Most fans are unaware, but major sporting events ignite a party atmosphere which brings together a large group of fans who want to have a good time. Parties ramp up a week or two before the big game, and often men there have the ‘boys will be boys’ mentality.

“What happens at Super Bowl, stays at Super Bowl. That’s the attitude of many party goers during football’s big game festivities,” cites human trafficking expert Nita Belles, founder of In Our Backyard and author of a book by the same title. She adds, “During several of these parties, children and adults are often trafficked for sex. Others are recruited into trafficking by sweet-talking pimps, and the victim doesn’t even know they are becoming a victim until it is too late.”

Featured at Super Bowl for seven years in a row, Belles and her team of volunteers will join forces with Bay area law enforcement and government agencies to assist in their efforts, to increase awareness, and to look for missing children.

In 2013, a press release by law enforcement in New Orleans reported 85 arrests pertaining to human trafficking during the Super Bowl there, with five victims of human trafficking officially rescued.

Belles also shares that her team rescued others, including two 19-year-old girls from Tulane University in her book In Our Backyard—Human Trafficking In America and What We Can Do To Stop It (Baker Books, 2015). The two thought it would be fun to get fake IDs and party with the Super Bowl crowd. When they found themselves intoxicated on a corner surrounded by pimps moving in from all sides, they became afraid and didn’t know what they were going to do to be safe—until Belles and her team pulled up and told them to get in the car.

“This story should remind us that the fight we are in to stop human trafficking is real, and that traffickers are not selective about their victims,” Belles said. “Any vulnerable person will do. This game—this human trafficking game, is all about traffickers making money. It’s not that trafficking happens only during Super Bowl and then it’s over. It is happening every day of the year in every zip code in the United States.”

Belles cautions that any place there is Internet, there is trafficking. And that while the Super Bowl is a huge issue, the public needs to be at least as concerned about what happens daily in our backyard.

“All the traffickers ask is that you don’t say a word. All I ask, is that you do. It’s time to link arms across America and put an end to human trafficking,” she said.

Those interested in learning more about Nita Belles and what can be done to help stop human trafficking, can visit (Interview information below).


Nita Belles is the managing director of the nonprofit In Our Backyard and the regional director for Central Oregonians Against Traficking Humans (OATH). A former associate pastor, she holds a Master’s Degree in Theology with a concentration in Women’s Concerns.

Belles leads a team of professionals who volunteer with In Our Backyard to fight human traficking during the celebrations surrounding the Super Bowl each year. In each state the Super Bowl is held, she often works with the Office of the Attorney General along with other government agencies and law enforcement to help prevent human trafficking and rescue victims who have been traficked.
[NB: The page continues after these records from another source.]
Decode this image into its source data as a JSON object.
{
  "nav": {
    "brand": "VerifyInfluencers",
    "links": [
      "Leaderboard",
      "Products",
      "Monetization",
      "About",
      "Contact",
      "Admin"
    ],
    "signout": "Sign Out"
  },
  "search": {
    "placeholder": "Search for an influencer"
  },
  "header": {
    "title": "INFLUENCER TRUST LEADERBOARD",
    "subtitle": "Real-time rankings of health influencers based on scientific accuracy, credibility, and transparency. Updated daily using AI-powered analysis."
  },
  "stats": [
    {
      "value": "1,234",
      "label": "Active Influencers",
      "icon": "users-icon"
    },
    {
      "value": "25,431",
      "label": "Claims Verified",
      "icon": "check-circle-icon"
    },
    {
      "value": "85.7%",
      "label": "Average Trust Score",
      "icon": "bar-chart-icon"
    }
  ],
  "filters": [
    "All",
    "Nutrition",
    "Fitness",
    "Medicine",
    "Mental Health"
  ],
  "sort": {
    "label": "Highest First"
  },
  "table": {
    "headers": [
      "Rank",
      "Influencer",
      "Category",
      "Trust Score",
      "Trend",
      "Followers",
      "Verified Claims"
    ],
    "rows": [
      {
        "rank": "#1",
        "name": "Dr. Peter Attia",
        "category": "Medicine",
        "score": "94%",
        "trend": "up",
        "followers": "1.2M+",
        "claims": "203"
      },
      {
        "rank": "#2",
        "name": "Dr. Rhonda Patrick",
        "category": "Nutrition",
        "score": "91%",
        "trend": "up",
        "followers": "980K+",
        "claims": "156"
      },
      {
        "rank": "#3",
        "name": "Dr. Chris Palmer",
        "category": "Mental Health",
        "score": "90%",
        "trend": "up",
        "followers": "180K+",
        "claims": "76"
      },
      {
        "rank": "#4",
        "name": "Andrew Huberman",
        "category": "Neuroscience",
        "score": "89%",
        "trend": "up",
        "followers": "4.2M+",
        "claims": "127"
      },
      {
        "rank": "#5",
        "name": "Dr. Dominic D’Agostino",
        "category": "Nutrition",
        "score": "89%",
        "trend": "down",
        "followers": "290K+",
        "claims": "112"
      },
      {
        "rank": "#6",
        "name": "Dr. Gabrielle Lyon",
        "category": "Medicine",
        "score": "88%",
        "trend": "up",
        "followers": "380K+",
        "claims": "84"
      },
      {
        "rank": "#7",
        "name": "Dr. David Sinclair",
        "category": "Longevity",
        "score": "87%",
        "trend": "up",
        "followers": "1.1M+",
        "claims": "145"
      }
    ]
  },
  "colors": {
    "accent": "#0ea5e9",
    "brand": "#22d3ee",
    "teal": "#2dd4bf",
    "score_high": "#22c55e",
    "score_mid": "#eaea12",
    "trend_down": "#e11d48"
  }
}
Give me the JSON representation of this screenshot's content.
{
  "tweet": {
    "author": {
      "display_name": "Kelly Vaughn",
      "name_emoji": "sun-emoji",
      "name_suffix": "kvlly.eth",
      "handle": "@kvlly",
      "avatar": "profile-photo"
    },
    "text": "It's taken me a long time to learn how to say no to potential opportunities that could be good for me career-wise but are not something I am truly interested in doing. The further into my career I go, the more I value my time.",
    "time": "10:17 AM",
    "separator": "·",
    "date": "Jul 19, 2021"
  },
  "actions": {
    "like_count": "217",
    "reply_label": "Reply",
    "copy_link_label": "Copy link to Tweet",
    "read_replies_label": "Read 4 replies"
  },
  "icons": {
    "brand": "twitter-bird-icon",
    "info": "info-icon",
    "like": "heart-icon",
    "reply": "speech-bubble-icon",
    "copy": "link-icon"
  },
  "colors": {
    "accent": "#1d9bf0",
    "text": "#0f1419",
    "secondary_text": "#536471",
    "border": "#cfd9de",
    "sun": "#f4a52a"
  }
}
Last year, Belles, along with the help of former victims of trafficking, designed “The Freedom Sticker,” which provides a hot line for victims to call or text so that they can be rescued. In June 2015,with the help of Oregon State Rep. Gail Whitsett, House Bill 3143 passed through the legislature and was signed in to law by Gov. Kate Brown. The bill says that any business renewing their liquor license will receive the stickers and be asked to place them in the stalls in their restrooms. Legislators link arms with Belles in asking our country to join in their efforts.

Belles will be available for interviews before the Super Bowl, from January 24th-26th and January 30th-February 6th.